As an art project in 1997, Genco Gulan established the first "Istanbul Contemporary Art Museum."[13]

"At first the Istanbul Contemporary Art Museum developed as an art series in the manner of Duchamp and Broodthaers until the end of the 1990s. Later it evolved when it was transferred to the Internet. It turned into a new age institution that organized exhibitions, workshops and provided logistic support on cyber space."[14]

For almost a decade, the museum ran an unorthodox residency program called "I live in a Museum" and hosted artists from the U.S., the Netherlands, Spain, and China at its Galata location.[15] After the Istanbul location closed, Genco Gulan, in Berlin, manifested himself as a Museum.[16]

Gulan's monograph; "Conceptual Colors" edited by Marcus Graf, is co-published by Revolver Publishing in Berlin in collaboration with Artist Istanbul. His books are available at libraries such as the German National Library, SALT Istanbul, Metropolitan Museum of Art, Thomas J. Watson Library and the Haas Family Arts Library at Yale University. Gulan founded the Web Biennial[17] at the turn of the century, served on the Board of Balkan Biennial in Thessaloniki, International Programming Committee of ISEA Singapore in 2008 and was a guest editor for Second Nature: International Journal of Creative Media. He was in the jury for Turgut Pura Art Prize in Izmir and teaches at Mimar Sinan Academy and Bogazici University.

Selected images[edit]
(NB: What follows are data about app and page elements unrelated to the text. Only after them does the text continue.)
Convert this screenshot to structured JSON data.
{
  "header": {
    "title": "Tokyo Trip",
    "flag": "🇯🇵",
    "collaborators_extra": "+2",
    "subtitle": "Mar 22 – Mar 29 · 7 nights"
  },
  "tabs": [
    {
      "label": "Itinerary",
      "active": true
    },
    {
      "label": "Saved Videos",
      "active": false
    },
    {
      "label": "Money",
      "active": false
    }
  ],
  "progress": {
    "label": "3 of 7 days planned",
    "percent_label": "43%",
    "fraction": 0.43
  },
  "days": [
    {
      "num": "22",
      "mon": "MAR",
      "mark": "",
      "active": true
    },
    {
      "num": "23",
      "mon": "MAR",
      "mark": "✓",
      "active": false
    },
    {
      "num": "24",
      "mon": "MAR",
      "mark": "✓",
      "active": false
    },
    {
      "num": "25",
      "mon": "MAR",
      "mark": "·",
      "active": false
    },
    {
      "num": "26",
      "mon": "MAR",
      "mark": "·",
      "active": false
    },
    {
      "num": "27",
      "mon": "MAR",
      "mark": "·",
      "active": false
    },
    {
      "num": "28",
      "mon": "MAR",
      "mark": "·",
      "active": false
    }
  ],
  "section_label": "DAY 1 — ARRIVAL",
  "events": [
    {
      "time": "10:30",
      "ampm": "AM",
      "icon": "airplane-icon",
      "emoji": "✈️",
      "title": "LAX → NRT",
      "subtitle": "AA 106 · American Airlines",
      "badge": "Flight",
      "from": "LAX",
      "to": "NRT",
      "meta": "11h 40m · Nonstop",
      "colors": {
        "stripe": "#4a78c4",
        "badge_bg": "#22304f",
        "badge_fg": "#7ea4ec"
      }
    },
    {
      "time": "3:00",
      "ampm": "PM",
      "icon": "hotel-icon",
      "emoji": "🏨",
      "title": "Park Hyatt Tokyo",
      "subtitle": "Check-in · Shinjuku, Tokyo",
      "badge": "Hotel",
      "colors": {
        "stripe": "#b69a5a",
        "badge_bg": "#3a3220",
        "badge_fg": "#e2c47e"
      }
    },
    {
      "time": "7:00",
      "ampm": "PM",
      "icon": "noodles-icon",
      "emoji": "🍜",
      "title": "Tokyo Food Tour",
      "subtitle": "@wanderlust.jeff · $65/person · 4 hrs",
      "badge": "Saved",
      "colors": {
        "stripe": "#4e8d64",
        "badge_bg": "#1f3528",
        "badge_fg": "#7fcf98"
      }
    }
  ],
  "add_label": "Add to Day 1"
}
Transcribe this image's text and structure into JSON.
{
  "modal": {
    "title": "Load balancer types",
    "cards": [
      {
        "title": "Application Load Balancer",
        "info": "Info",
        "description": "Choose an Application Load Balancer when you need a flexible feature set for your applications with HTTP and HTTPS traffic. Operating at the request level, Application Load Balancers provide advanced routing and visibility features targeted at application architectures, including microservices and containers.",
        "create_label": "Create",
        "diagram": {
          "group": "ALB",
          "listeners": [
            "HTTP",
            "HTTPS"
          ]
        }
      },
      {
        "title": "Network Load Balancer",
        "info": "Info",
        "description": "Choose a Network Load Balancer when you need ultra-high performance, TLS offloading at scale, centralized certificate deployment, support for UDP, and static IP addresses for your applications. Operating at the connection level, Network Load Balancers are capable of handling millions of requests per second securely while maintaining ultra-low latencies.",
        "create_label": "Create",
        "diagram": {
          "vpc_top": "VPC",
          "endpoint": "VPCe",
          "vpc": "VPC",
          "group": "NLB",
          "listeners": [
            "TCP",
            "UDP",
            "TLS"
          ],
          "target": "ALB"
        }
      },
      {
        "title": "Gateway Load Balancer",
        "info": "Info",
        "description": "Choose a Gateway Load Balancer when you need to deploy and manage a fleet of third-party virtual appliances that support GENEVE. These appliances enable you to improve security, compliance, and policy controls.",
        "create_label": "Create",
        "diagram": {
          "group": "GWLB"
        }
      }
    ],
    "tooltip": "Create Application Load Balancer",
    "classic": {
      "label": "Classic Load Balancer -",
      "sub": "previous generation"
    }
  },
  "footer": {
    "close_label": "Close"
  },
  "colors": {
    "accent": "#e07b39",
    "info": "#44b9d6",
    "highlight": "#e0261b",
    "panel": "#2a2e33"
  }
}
  1. ^ Foroohar, Rana and Matthews, Owen. (28 August 2005). Turkish Delight. Newsweek. Retrieved 1 June 2012.
  2. ^ Weshinskey, Anne. (25 August 2011) With Fish or Without. Lab Kultur. Retrieved 1 June 2012.
  3. ^ .Vito Campanelli e Danilo Capasso (a cura di), Cultura e nuovi media. Cinque interrogativi di Lev Manovich, Edizioni MAO, Napoli, 2011. ISBN 978-88-95869-00-1
  4. ^ Gulan, Genco. (2004) 'Camerica, Puppy Art'. Artefact GLOCALOGUE. 5 June 2012.
  5. ^ Atakan, Nancy (Spring 2006)FROM NEW MEDIA FROM THE PERIPHERY Archived 1 February 2012 at the Wayback Machine. Journal of the New Media Caucus. Retrieved 11 July 2012.
  6. ^ Reil, Alexandra. (25 August 2011) Art Following the Trend?. Archived 11 February 2012 at the Wayback Machine Retrieved 5 June 2012
  7. ^ Landi, Ann (1 September 2009)What they see in Van Gogh's ear. ARTnews. Retrieved 23 June 2012.
  8. ^ Utku, Ahsen (23 April 2011)Genco Gulan sends messages to the future through art Archived 25 February 2014 at the Wayback Machine. Today's Zaman. Retrieved 1 June 2012.
  9. ^ RHIZOME: Untitled, Genco Gulan[permanent dead link]. Retrieved 15 September 2014.
  10. ^ RHIZOME: The Android Statue, Genco Gulan. Retrieved 15 September 2014.
  11. ^ RHIZOME: The Great Conjugation, Genco Gulan. Retrieved 15 September 2014.
  12. ^ ALAÇATI KIRMIZI ARDIÇ GALERİ Archived 26 May 2015 at the Wayback Machine. Retrieved 15 September 2014.
  13. ^ Gibbons, Fiachra. (13 June 2006) Istanbul set to stamp its culture credentials - Arts & Leisure. The New York Times (International Herald Tribune). Retrieved 1 June 2012.
  14. ^ Graf, Marcus. Conceptual Colors of Genco Gulan, Revolver Publishing, 2012. ISBN 978-3868952049
  15. ^ Lubelski, Abraham. (22 December 2006) Contemporary Istanbul Archived 11 February 2007 at the Wayback Machine Art Fairs International. Retrieved 1 June 2012.
  16. ^ Arikonmaz, Piril Gulesci (2 February 2012)'Ben bir müzeyim' Haberturk (In Turkish). Retrieved 1 June 2012
  17. ^ Lev, Julia. (27 January 2011) Plato's new exhibition brings net-art to the fore Archived 12 June 2018 at the Wayback Machine. Today's Zaman. Retrieved 6 June 2012.


External links[edit]